The memorial service, on Feb. 19, will begin at the First Congregational Church, at 11 a.m. Bishop James Dixon, of the Houston branch of the NAACP, will officiate. Reflections will be given by Martin Luther King III, Rep. Sheila Jackson Lee (D-Texas), Great Barrington officials, and the educator Melanie Edwards, among others.

The service will move to the cemetery at 2:30 p.m.

“There’s a beautiful plaque and tombstone that will be placed there,” said VanSant, who is organizing the service at the request of the family. “It’s important that we really honor another member of Dr. Du Bois’ family back home to Great Barrington. That, to me, is the most meaningful work that I can imagine.”

The events will kick off Feb. 18, with a visit by Peck to Du Bois Middle School, where he’ll speak to students. That evening, at 7 p.m., Multicultural Bridge and Shakespeare & Company will produce the Charles Smith play “Knock Me a Kiss,” for which Yolande Nina Du Bois Irvin, herself, served as an advisor. The play is a fictional account of the 1928 marriage of W.E.B. Du Bois’ daughter, Yolande, to the poet Countee Cullen.

“She was very proud of that production, and that’s why we’re doing it — in their honor,” said VanSant.

Admission is free. Tickets are available at Shakespeare.org.

Monday through Wednesday is billed as the Fifth Annual Du Bois Legacy Festival. It will include daily pre-recorded talks and performances produced in collaboration with the Mahaiwe Performing Arts Center and accessed online each day at 5:30 p.m. The keynote address will be given by Dr. George T. French Jr., president of Clark Atlanta University. Check with mahaiwe.org for updated information.

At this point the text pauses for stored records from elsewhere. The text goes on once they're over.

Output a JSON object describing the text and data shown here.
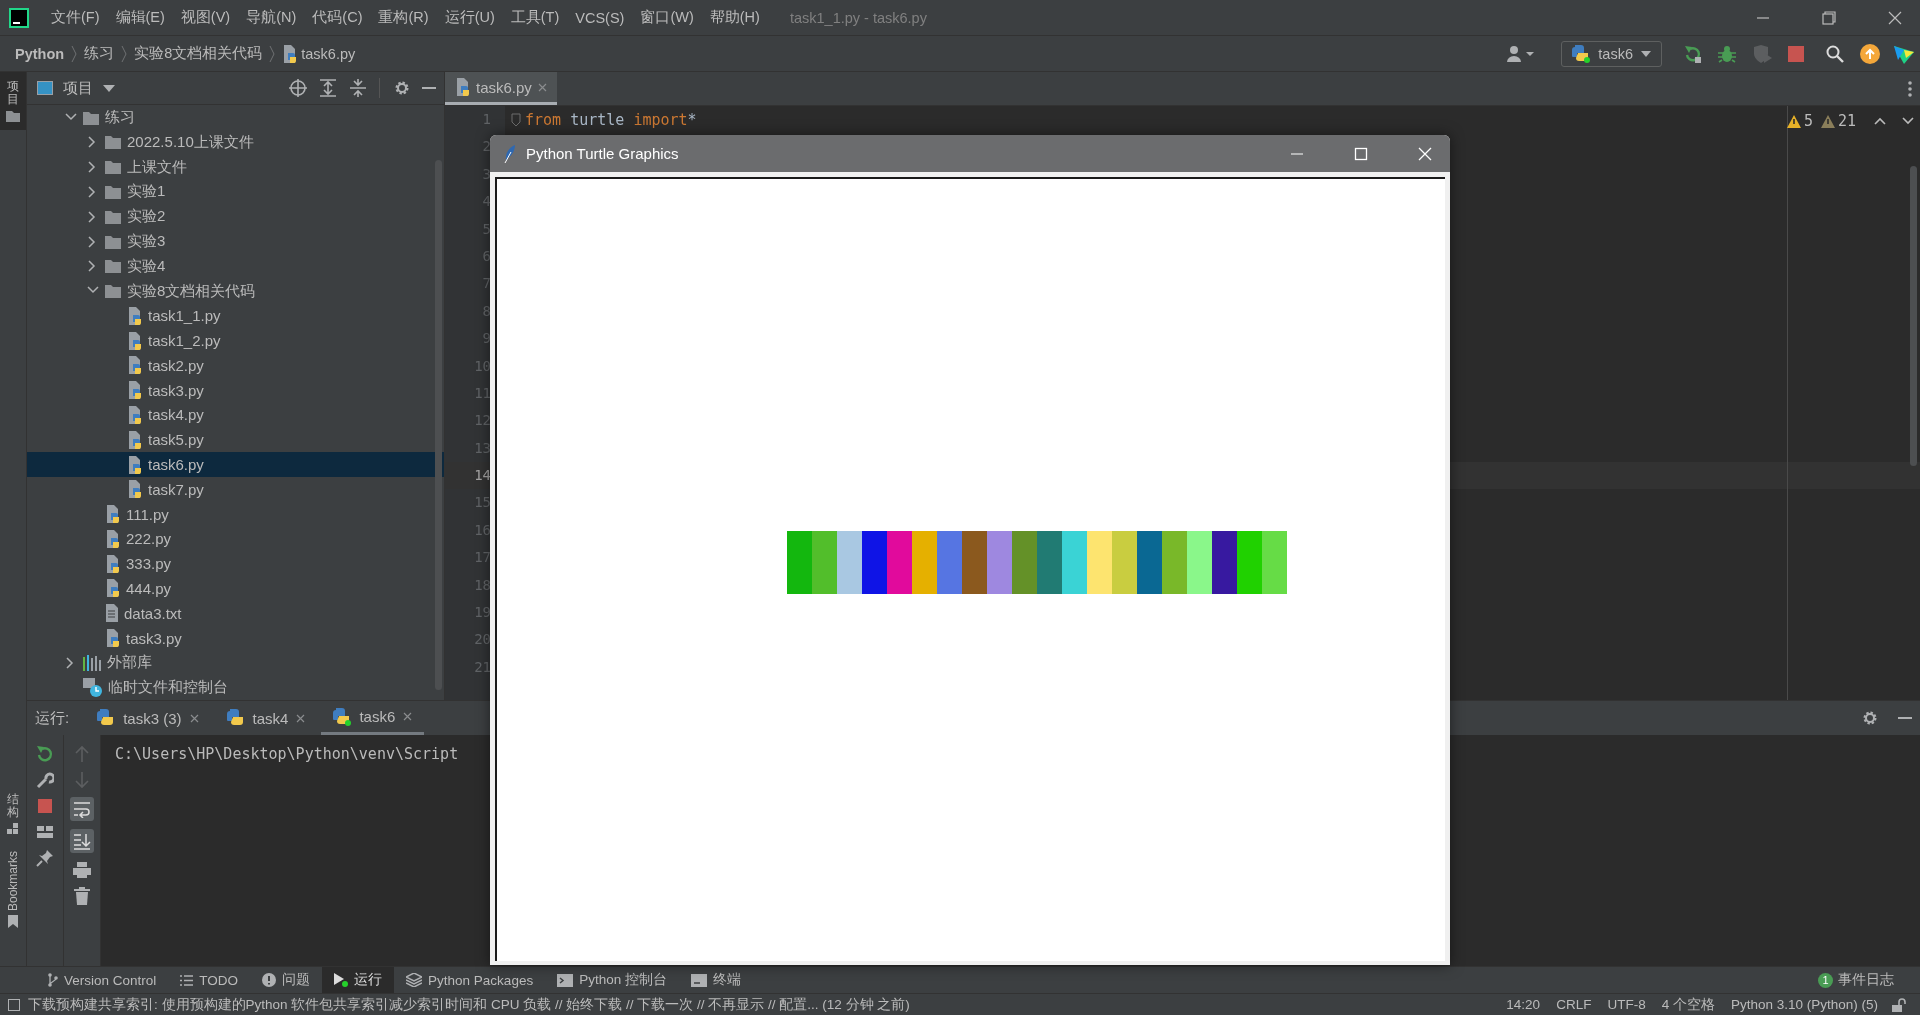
{
  "menu_bar": {
    "items": [
      "文件(F)",
      "编辑(E)",
      "视图(V)",
      "导航(N)",
      "代码(C)",
      "重构(R)",
      "运行(U)",
      "工具(T)",
      "VCS(S)",
      "窗口(W)",
      "帮助(H)"
    ],
    "title": "task1_1.py - task6.py"
  },
  "breadcrumb": [
    "Python",
    "练习",
    "实验8文档相关代码",
    "task6.py"
  ],
  "run_config": "task6",
  "left_strip": {
    "top": [
      "项目"
    ],
    "bottom": [
      "结构",
      "Bookmarks"
    ]
  },
  "project_panel": {
    "title": "项目",
    "tree": [
      {
        "label": "练习",
        "kind": "folder",
        "expanded": true,
        "selected": false,
        "children": [
          {
            "label": "2022.5.10上课文件",
            "kind": "folder",
            "expanded": false,
            "selected": false
          },
          {
            "label": "上课文件",
            "kind": "folder",
            "expanded": false,
            "selected": false
          },
          {
            "label": "实验1",
            "kind": "folder",
            "expanded": false,
            "selected": false
          },
          {
            "label": "实验2",
            "kind": "folder",
            "expanded": false,
            "selected": false
          },
          {
            "label": "实验3",
            "kind": "folder",
            "expanded": false,
            "selected": false
          },
          {
            "label": "实验4",
            "kind": "folder",
            "expanded": false,
            "selected": false
          },
          {
            "label": "实验8文档相关代码",
            "kind": "folder",
            "expanded": true,
            "selected": false,
            "children": [
              {
                "label": "task1_1.py",
                "kind": "python",
                "selected": false
              },
              {
                "label": "task1_2.py",
                "kind": "python",
                "selected": false
              },
              {
                "label": "task2.py",
                "kind": "python",
                "selected": false
              },
              {
                "label": "task3.py",
                "kind": "python",
                "selected": false
              },
              {
                "label": "task4.py",
                "kind": "python",
                "selected": false
              },
              {
                "label": "task5.py",
                "kind": "python",
                "selected": false
              },
              {
                "label": "task6.py",
                "kind": "python",
                "selected": true
              },
              {
                "label": "task7.py",
                "kind": "python",
                "selected": false
              }
            ]
          },
          {
            "label": "111.py",
            "kind": "python",
            "selected": false
          },
          {
            "label": "222.py",
            "kind": "python",
            "selected": false
          },
          {
            "label": "333.py",
            "kind": "python",
            "selected": false
          },
          {
            "label": "444.py",
            "kind": "python",
            "selected": false
          },
          {
            "label": "data3.txt",
            "kind": "text",
            "selected": false
          },
          {
            "label": "task3.py",
            "kind": "python",
            "selected": false
          }
        ]
      },
      {
        "label": "外部库",
        "kind": "library",
        "expanded": false,
        "selected": false
      },
      {
        "label": "临时文件和控制台",
        "kind": "scratch",
        "selected": false
      }
    ]
  },
  "editor": {
    "tabs": [
      {
        "label": "task6.py",
        "selected": true
      }
    ],
    "warnings": [
      {
        "count": "5",
        "kind": "warning"
      },
      {
        "count": "21",
        "kind": "weak"
      }
    ],
    "lines": [
      {
        "number": "1",
        "current": false,
        "code": [
          {
            "text": "from",
            "kind": "keyword"
          },
          {
            "text": " turtle ",
            "kind": "plain"
          },
          {
            "text": "import",
            "kind": "keyword"
          },
          {
            "text": "*",
            "kind": "plain"
          }
        ]
      },
      {
        "number": "2",
        "current": false
      },
      {
        "number": "3",
        "current": false
      },
      {
        "number": "4",
        "current": false
      },
      {
        "number": "5",
        "current": false
      },
      {
        "number": "6",
        "current": false
      },
      {
        "number": "7",
        "current": false
      },
      {
        "number": "8",
        "current": false
      },
      {
        "number": "9",
        "current": false
      },
      {
        "number": "10",
        "current": false
      },
      {
        "number": "11",
        "current": false
      },
      {
        "number": "12",
        "current": false
      },
      {
        "number": "13",
        "current": false
      },
      {
        "number": "14",
        "current": true
      },
      {
        "number": "15",
        "current": false
      },
      {
        "number": "16",
        "current": false
      },
      {
        "number": "17",
        "current": false
      },
      {
        "number": "18",
        "current": false
      },
      {
        "number": "19",
        "current": false
      },
      {
        "number": "20",
        "current": false
      },
      {
        "number": "21",
        "current": false
      }
    ]
  },
  "run_panel": {
    "label": "运行:",
    "tabs": [
      {
        "label": "task3 (3)",
        "selected": false
      },
      {
        "label": "task4",
        "selected": false
      },
      {
        "label": "task6",
        "selected": true
      }
    ],
    "output": "C:\\Users\\HP\\Desktop\\Python\\venv\\Script"
  },
  "tool_windows": [
    {
      "label": "Version Control",
      "kind": "vcs",
      "selected": false
    },
    {
      "label": "TODO",
      "kind": "todo",
      "selected": false
    },
    {
      "label": "问题",
      "kind": "problems",
      "selected": false
    },
    {
      "label": "运行",
      "kind": "run",
      "selected": true
    },
    {
      "label": "Python Packages",
      "kind": "packages",
      "selected": false
    },
    {
      "label": "Python 控制台",
      "kind": "console",
      "selected": false
    },
    {
      "label": "终端",
      "kind": "terminal",
      "selected": false
    }
  ],
  "event_log": {
    "badge": "1",
    "label": "事件日志"
  },
  "status_bar": {
    "message": "下载预构建共享索引: 使用预构建的Python 软件包共享索引减少索引时间和 CPU 负载 // 始终下载 // 下载一次 // 不再显示 // 配置... (12 分钟 之前)",
    "items": [
      "14:20",
      "CRLF",
      "UTF-8",
      "4 个空格",
      "Python 3.10 (Python) (5)"
    ]
  },
  "turtle_window": {
    "title": "Python Turtle Graphics",
    "stripes": [
      {
        "color": "#13b70e"
      },
      {
        "color": "#52be2b"
      },
      {
        "color": "#a9c8e2"
      },
      {
        "color": "#0f14e6"
      },
      {
        "color": "#e10a9c"
      },
      {
        "color": "#e5b000"
      },
      {
        "color": "#5675e2"
      },
      {
        "color": "#8b591e"
      },
      {
        "color": "#9e88e0"
      },
      {
        "color": "#649128"
      },
      {
        "color": "#217b73"
      },
      {
        "color": "#3ad3d5"
      },
      {
        "color": "#fde46f"
      },
      {
        "color": "#c9cd40"
      },
      {
        "color": "#0a6893"
      },
      {
        "color": "#79b829"
      },
      {
        "color": "#8af78a"
      },
      {
        "color": "#3719a0"
      },
      {
        "color": "#20d100"
      },
      {
        "color": "#66dc46"
      }
    ]
  }
}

Multicultural Bridge is organizing the events in conjunction with the town, the Du Bois Center at Great Barrington, Community of Faith Church, Shakespeare & Company, NAACP-Berkshires, the Mahaiwe and the First Congregational Church.

Felix Carroll can be reached at fcarroll@berkshireeagle.com or 413-496-6391.